Exercise aim: Check each line of the entries below for the string "title"; copy every line where it appears.

Data provided:
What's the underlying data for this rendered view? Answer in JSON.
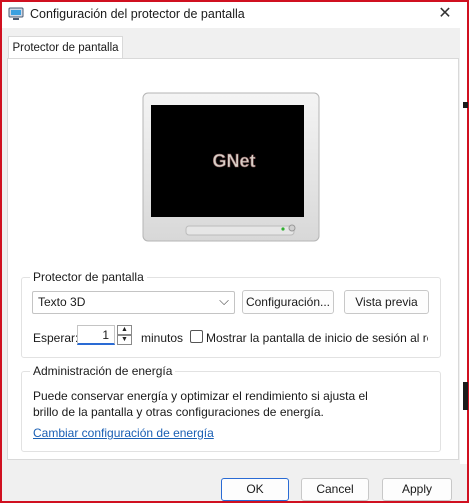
{
  "window": {
    "title": "Configuración del protector de pantalla",
    "close_glyph": "✕"
  },
  "tabs": [
    {
      "label": "Protector de pantalla",
      "active": true
    }
  ],
  "preview": {
    "screen_text": "GNet"
  },
  "screensaver": {
    "group_label": "Protector de pantalla",
    "selected": "Texto 3D",
    "settings_button": "Configuración...",
    "preview_button": "Vista previa",
    "wait_label": "Esperar:",
    "wait_value": "1",
    "minutes_label": "minutos",
    "show_logon_label": "Mostrar la pantalla de inicio de sesión al re",
    "show_logon_checked": false
  },
  "power": {
    "group_label": "Administración de energía",
    "description": "Puede conservar energía y optimizar el rendimiento si ajusta el brillo de la pantalla y otras configuraciones de energía.",
    "link": "Cambiar configuración de energía"
  },
  "footer": {
    "ok": "OK",
    "cancel": "Cancel",
    "apply": "Apply"
  },
  "colors": {
    "frame": "#d01020",
    "accent": "#2a6bd4",
    "link": "#1a5fb4"
  }
}
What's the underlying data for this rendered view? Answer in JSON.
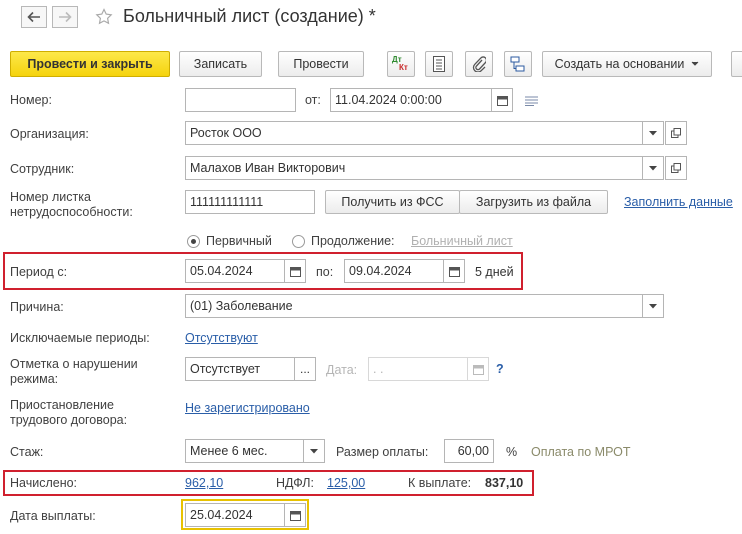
{
  "title": "Больничный лист (создание) *",
  "toolbar": {
    "post_close": "Провести и закрыть",
    "save": "Записать",
    "post": "Провести",
    "dt_kt_top": "Дт",
    "dt_kt_bottom": "Кт",
    "create_based": "Создать на основании"
  },
  "number": {
    "label": "Номер:",
    "value": ""
  },
  "date": {
    "label": "от:",
    "value": "11.04.2024  0:00:00"
  },
  "organization": {
    "label": "Организация:",
    "value": "Росток ООО"
  },
  "employee": {
    "label": "Сотрудник:",
    "value": "Малахов Иван Викторович"
  },
  "sheet": {
    "label": "Номер листка нетрудоспособности:",
    "value": "111111111111",
    "get_fss": "Получить из ФСС",
    "load_file": "Загрузить из файла",
    "fill_link": "Заполнить данные"
  },
  "type": {
    "primary": "Первичный",
    "continuation": "Продолжение:",
    "sick_list_link": "Больничный лист",
    "selected": "primary"
  },
  "period": {
    "label": "Период с:",
    "from": "05.04.2024",
    "to_label": "по:",
    "to": "09.04.2024",
    "days": "5 дней"
  },
  "reason": {
    "label": "Причина:",
    "value": "(01) Заболевание"
  },
  "excluded": {
    "label": "Исключаемые периоды:",
    "link": "Отсутствуют"
  },
  "violation": {
    "label": "Отметка о нарушении режима:",
    "value": "Отсутствует",
    "date_label": "Дата:",
    "date_value": " .  .",
    "help": "?"
  },
  "suspension": {
    "label": "Приостановление трудового договора:",
    "link": "Не зарегистрировано"
  },
  "experience": {
    "label": "Стаж:",
    "value": "Менее 6 мес.",
    "pay_label": "Размер оплаты:",
    "pay_value": "60,00",
    "percent": "%",
    "mrot": "Оплата по МРОТ"
  },
  "accrued": {
    "label": "Начислено:",
    "amount": "962,10",
    "ndfl_label": "НДФЛ:",
    "ndfl": "125,00",
    "payout_label": "К выплате:",
    "payout": "837,10"
  },
  "pay_date": {
    "label": "Дата выплаты:",
    "value": "25.04.2024"
  },
  "colors": {
    "highlight": "#d0202e",
    "focus": "#e8c200",
    "link": "#2a5ea8",
    "primary": "#f5d30d"
  }
}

Task response:
    "title": "Configuración del protector de pantalla",
  "title": "Больничный лист (создание) *",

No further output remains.